*** Opening RECORDS SUPPLIED ***

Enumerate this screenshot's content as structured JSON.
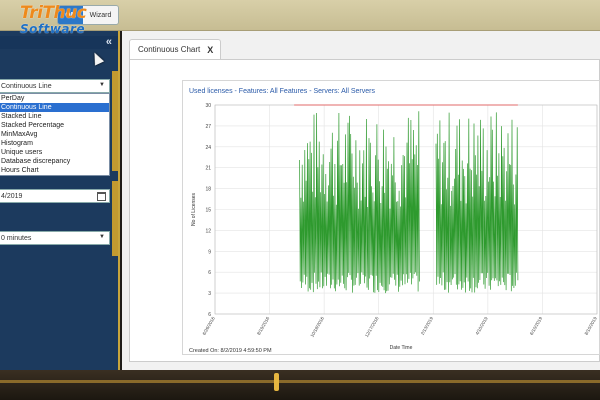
{
  "header": {
    "logo_main": "TriThuc",
    "logo_sub": "Software",
    "toggle_on": "ON",
    "toggle_wizard": "Wizard"
  },
  "sidebar": {
    "collapse_icon": "double-chevron-left-icon",
    "chart_type_value": "Continuous Line",
    "chart_type_options": [
      "PerDay",
      "Continuous Line",
      "Stacked Line",
      "Stacked Percentage",
      "MinMaxAvg",
      "Histogram",
      "Unique users",
      "Database discrepancy",
      "Hours Chart"
    ],
    "chart_type_selected_index": 1,
    "date_value": "4/2019",
    "interval_value": "0 minutes"
  },
  "main": {
    "tab_label": "Continuous Chart",
    "tab_close": "X"
  },
  "chart_data": {
    "type": "line",
    "title": "Used licenses - Features: All Features - Servers: All Servers",
    "xlabel": "Date Time",
    "ylabel": "No of Licenses",
    "ylim": [
      6,
      30
    ],
    "yticks": [
      6,
      3,
      6,
      9,
      12,
      15,
      18,
      21,
      24,
      27,
      30
    ],
    "ytick_labels": [
      "6",
      "3",
      "6",
      "9",
      "12",
      "15",
      "18",
      "21",
      "24",
      "27",
      "30"
    ],
    "xtick_labels": [
      "6/26/2016",
      "8/19/2016",
      "10/18/2016",
      "12/17/2016",
      "2/13/2019",
      "4/10/2019",
      "6/10/2019",
      "8/10/2019"
    ],
    "footer": "Created On: 8/2/2019 4:59:50 PM",
    "series": [
      {
        "color": "#2e9a2e",
        "segments": [
          {
            "x_start": 1.55,
            "x_end": 3.75
          },
          {
            "x_start": 4.05,
            "x_end": 5.55
          }
        ],
        "y_min": 3,
        "y_max": 29.5
      },
      {
        "color": "#e06a6a",
        "y_value": 30,
        "x_start": 1.45,
        "x_end": 5.55
      }
    ]
  }
}
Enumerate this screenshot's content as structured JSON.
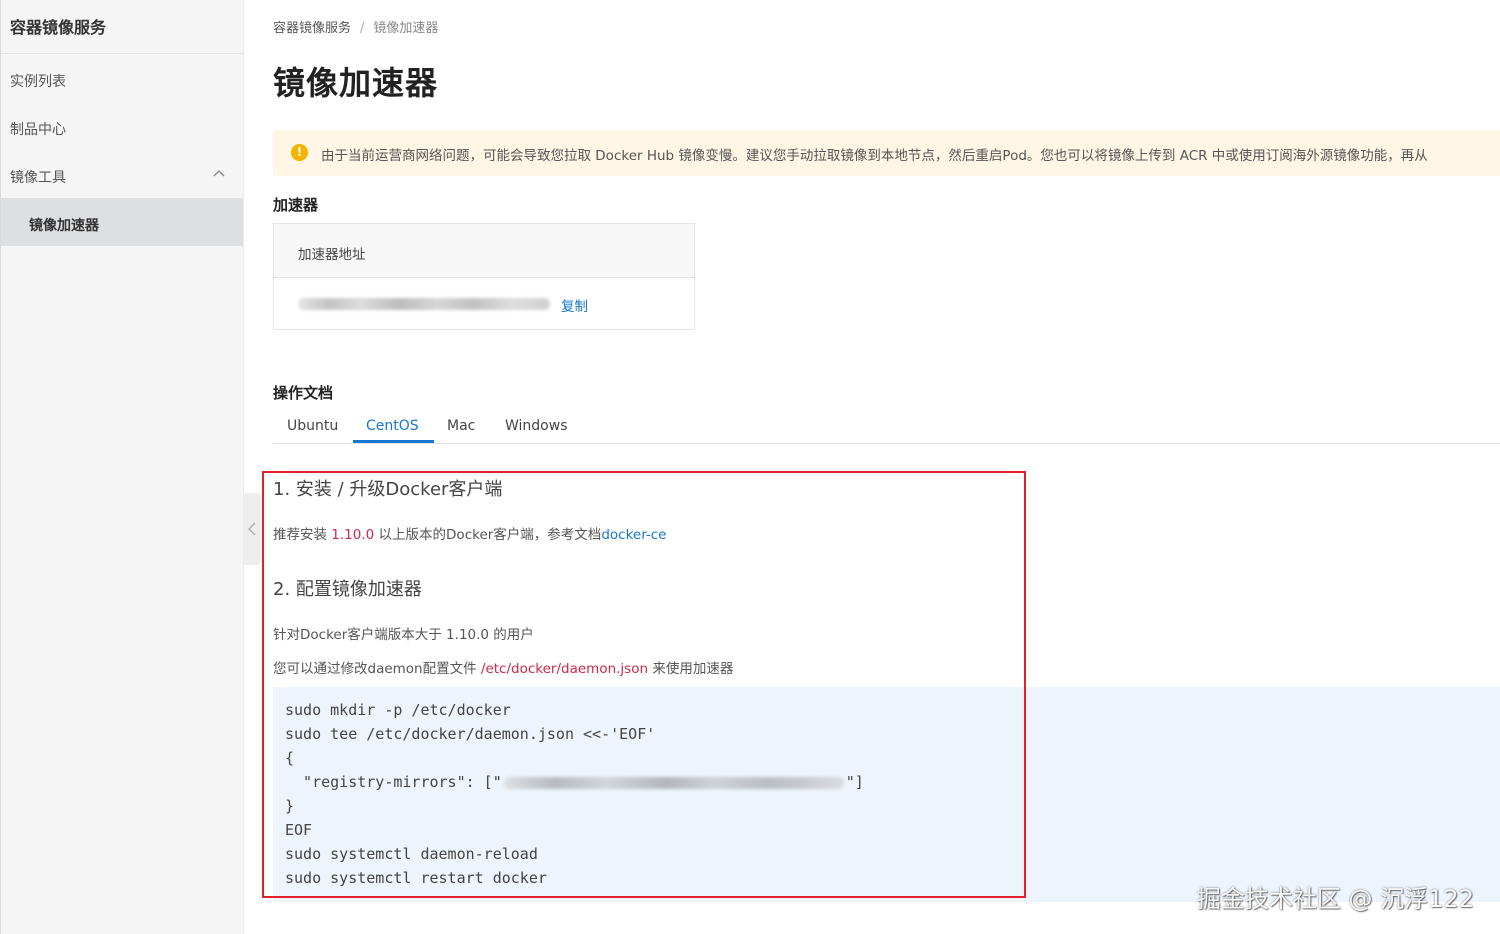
{
  "sidebar": {
    "title": "容器镜像服务",
    "items": [
      {
        "label": "实例列表"
      },
      {
        "label": "制品中心"
      },
      {
        "label": "镜像工具"
      }
    ],
    "sub_item": "镜像加速器"
  },
  "breadcrumb": {
    "root": "容器镜像服务",
    "separator": "/",
    "current": "镜像加速器"
  },
  "page_title": "镜像加速器",
  "notice": {
    "icon": "warning-icon",
    "text": "由于当前运营商网络问题，可能会导致您拉取 Docker Hub 镜像变慢。建议您手动拉取镜像到本地节点，然后重启Pod。您也可以将镜像上传到 ACR 中或使用订阅海外源镜像功能，再从"
  },
  "accelerator": {
    "section_title": "加速器",
    "column_header": "加速器地址",
    "copy_label": "复制"
  },
  "docs": {
    "section_title": "操作文档",
    "tabs": [
      "Ubuntu",
      "CentOS",
      "Mac",
      "Windows"
    ],
    "active_tab": "CentOS"
  },
  "content": {
    "step1_title": "1. 安装 / 升级Docker客户端",
    "step1_prefix": "推荐安装 ",
    "step1_version": "1.10.0",
    "step1_middle": " 以上版本的Docker客户端，参考文档",
    "step1_link": "docker-ce",
    "step2_title": "2. 配置镜像加速器",
    "step2_line1": "针对Docker客户端版本大于 1.10.0 的用户",
    "step2_line2_prefix": "您可以通过修改daemon配置文件 ",
    "step2_path": "/etc/docker/daemon.json",
    "step2_line2_suffix": " 来使用加速器",
    "code": {
      "l1": "sudo mkdir -p /etc/docker",
      "l2": "sudo tee /etc/docker/daemon.json <<-'EOF'",
      "l3": "{",
      "l4_prefix": "  \"registry-mirrors\": [\"",
      "l4_suffix": "\"]",
      "l5": "}",
      "l6": "EOF",
      "l7": "sudo systemctl daemon-reload",
      "l8": "sudo systemctl restart docker"
    }
  },
  "watermark": "掘金技术社区 @ 沉浮122",
  "colors": {
    "accent": "#1677d2",
    "highlight_frame": "#e3202a",
    "notice_bg": "#fff6e5",
    "code_bg": "#eef4fb"
  }
}
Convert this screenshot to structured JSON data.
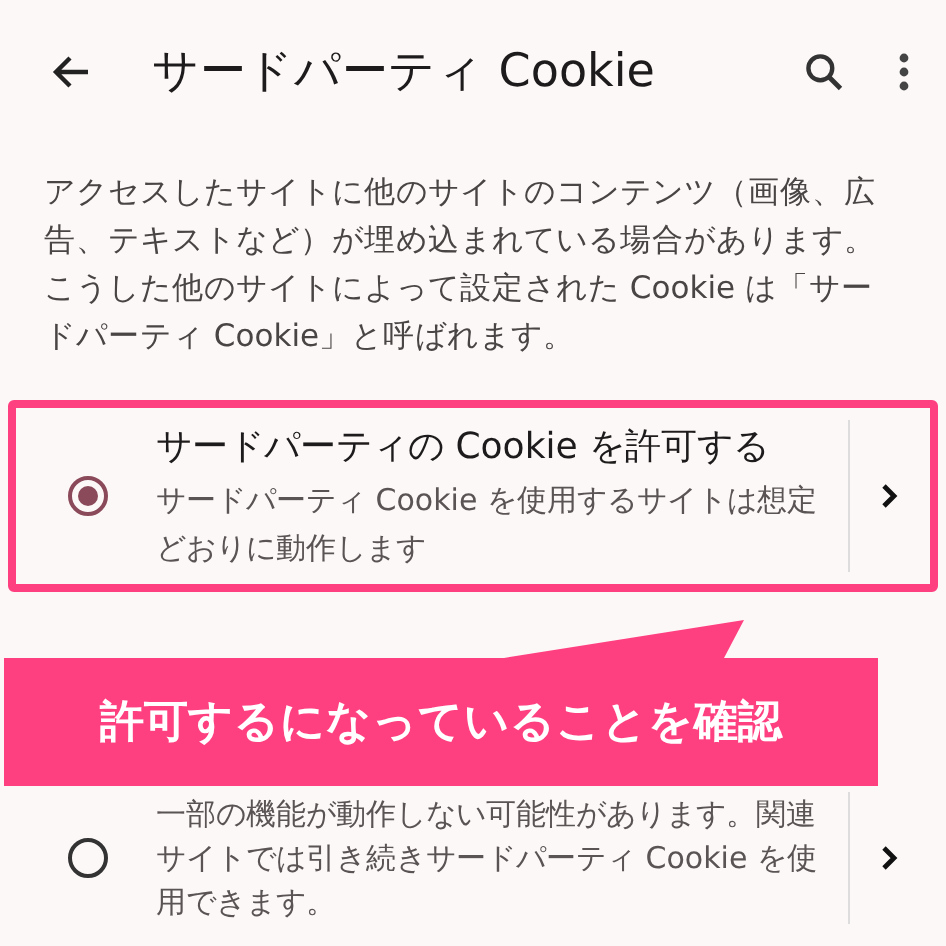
{
  "header": {
    "title": "サードパーティ Cookie"
  },
  "description": "アクセスしたサイトに他のサイトのコンテンツ（画像、広告、テキストなど）が埋め込まれている場合があります。こうした他のサイトによって設定された Cookie は「サードパーティ Cookie」と呼ばれます。",
  "options": [
    {
      "title": "サードパーティの Cookie を許可する",
      "description": "サードパーティ Cookie を使用するサイトは想定どおりに動作します",
      "selected": true,
      "highlighted": true
    },
    {
      "description": "一部の機能が動作しない可能性があります。関連サイトでは引き続きサードパーティ Cookie を使用できます。",
      "selected": false,
      "highlighted": false
    }
  ],
  "callout": {
    "text": "許可するになっていることを確認"
  }
}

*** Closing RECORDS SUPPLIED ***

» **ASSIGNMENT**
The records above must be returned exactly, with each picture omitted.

» **ANSWER SECTION**
Enumerate this screenshot's content as structured JSON.
{
  "header": {
    "logo_main": "TriThuc",
    "logo_sub": "Software",
    "toggle_on": "ON",
    "toggle_wizard": "Wizard"
  },
  "sidebar": {
    "collapse_icon": "double-chevron-left-icon",
    "chart_type_value": "Continuous Line",
    "chart_type_options": [
      "PerDay",
      "Continuous Line",
      "Stacked Line",
      "Stacked Percentage",
      "MinMaxAvg",
      "Histogram",
      "Unique users",
      "Database discrepancy",
      "Hours Chart"
    ],
    "chart_type_selected_index": 1,
    "date_value": "4/2019",
    "interval_value": "0 minutes"
  },
  "main": {
    "tab_label": "Continuous Chart",
    "tab_close": "X"
  },
  "chart_data": {
    "type": "line",
    "title": "Used licenses - Features: All Features - Servers: All Servers",
    "xlabel": "Date Time",
    "ylabel": "No of Licenses",
    "ylim": [
      6,
      30
    ],
    "yticks": [
      6,
      3,
      6,
      9,
      12,
      15,
      18,
      21,
      24,
      27,
      30
    ],
    "ytick_labels": [
      "6",
      "3",
      "6",
      "9",
      "12",
      "15",
      "18",
      "21",
      "24",
      "27",
      "30"
    ],
    "xtick_labels": [
      "6/26/2016",
      "8/19/2016",
      "10/18/2016",
      "12/17/2016",
      "2/13/2019",
      "4/10/2019",
      "6/10/2019",
      "8/10/2019"
    ],
    "footer": "Created On: 8/2/2019 4:59:50 PM",
    "series": [
      {
        "color": "#2e9a2e",
        "segments": [
          {
            "x_start": 1.55,
            "x_end": 3.75
          },
          {
            "x_start": 4.05,
            "x_end": 5.55
          }
        ],
        "y_min": 3,
        "y_max": 29.5
      },
      {
        "color": "#e06a6a",
        "y_value": 30,
        "x_start": 1.45,
        "x_end": 5.55
      }
    ]
  }
}
Enumerate this screenshot's content as structured JSON.
{
  "sidebar": {
    "title": "容器镜像服务",
    "items": [
      {
        "label": "实例列表"
      },
      {
        "label": "制品中心"
      },
      {
        "label": "镜像工具"
      }
    ],
    "sub_item": "镜像加速器"
  },
  "breadcrumb": {
    "root": "容器镜像服务",
    "separator": "/",
    "current": "镜像加速器"
  },
  "page_title": "镜像加速器",
  "notice": {
    "icon": "warning-icon",
    "text": "由于当前运营商网络问题，可能会导致您拉取 Docker Hub 镜像变慢。建议您手动拉取镜像到本地节点，然后重启Pod。您也可以将镜像上传到 ACR 中或使用订阅海外源镜像功能，再从"
  },
  "accelerator": {
    "section_title": "加速器",
    "column_header": "加速器地址",
    "copy_label": "复制"
  },
  "docs": {
    "section_title": "操作文档",
    "tabs": [
      "Ubuntu",
      "CentOS",
      "Mac",
      "Windows"
    ],
    "active_tab": "CentOS"
  },
  "content": {
    "step1_title": "1. 安装 / 升级Docker客户端",
    "step1_prefix": "推荐安装 ",
    "step1_version": "1.10.0",
    "step1_middle": " 以上版本的Docker客户端，参考文档",
    "step1_link": "docker-ce",
    "step2_title": "2. 配置镜像加速器",
    "step2_line1": "针对Docker客户端版本大于 1.10.0 的用户",
    "step2_line2_prefix": "您可以通过修改daemon配置文件 ",
    "step2_path": "/etc/docker/daemon.json",
    "step2_line2_suffix": " 来使用加速器",
    "code": {
      "l1": "sudo mkdir -p /etc/docker",
      "l2": "sudo tee /etc/docker/daemon.json <<-'EOF'",
      "l3": "{",
      "l4_prefix": "  \"registry-mirrors\": [\"",
      "l4_suffix": "\"]",
      "l5": "}",
      "l6": "EOF",
      "l7": "sudo systemctl daemon-reload",
      "l8": "sudo systemctl restart docker"
    }
  },
  "watermark": "掘金技术社区 @ 沉浮122",
  "colors": {
    "accent": "#1677d2",
    "highlight_frame": "#e3202a",
    "notice_bg": "#fff6e5",
    "code_bg": "#eef4fb"
  }
}
Convert this screenshot to structured JSON data.
{
  "header": {
    "title": "サードパーティ Cookie"
  },
  "description": "アクセスしたサイトに他のサイトのコンテンツ（画像、広告、テキストなど）が埋め込まれている場合があります。こうした他のサイトによって設定された Cookie は「サードパーティ Cookie」と呼ばれます。",
  "options": [
    {
      "title": "サードパーティの Cookie を許可する",
      "description": "サードパーティ Cookie を使用するサイトは想定どおりに動作します",
      "selected": true,
      "highlighted": true
    },
    {
      "description": "一部の機能が動作しない可能性があります。関連サイトでは引き続きサードパーティ Cookie を使用できます。",
      "selected": false,
      "highlighted": false
    }
  ],
  "callout": {
    "text": "許可するになっていることを確認"
  }
}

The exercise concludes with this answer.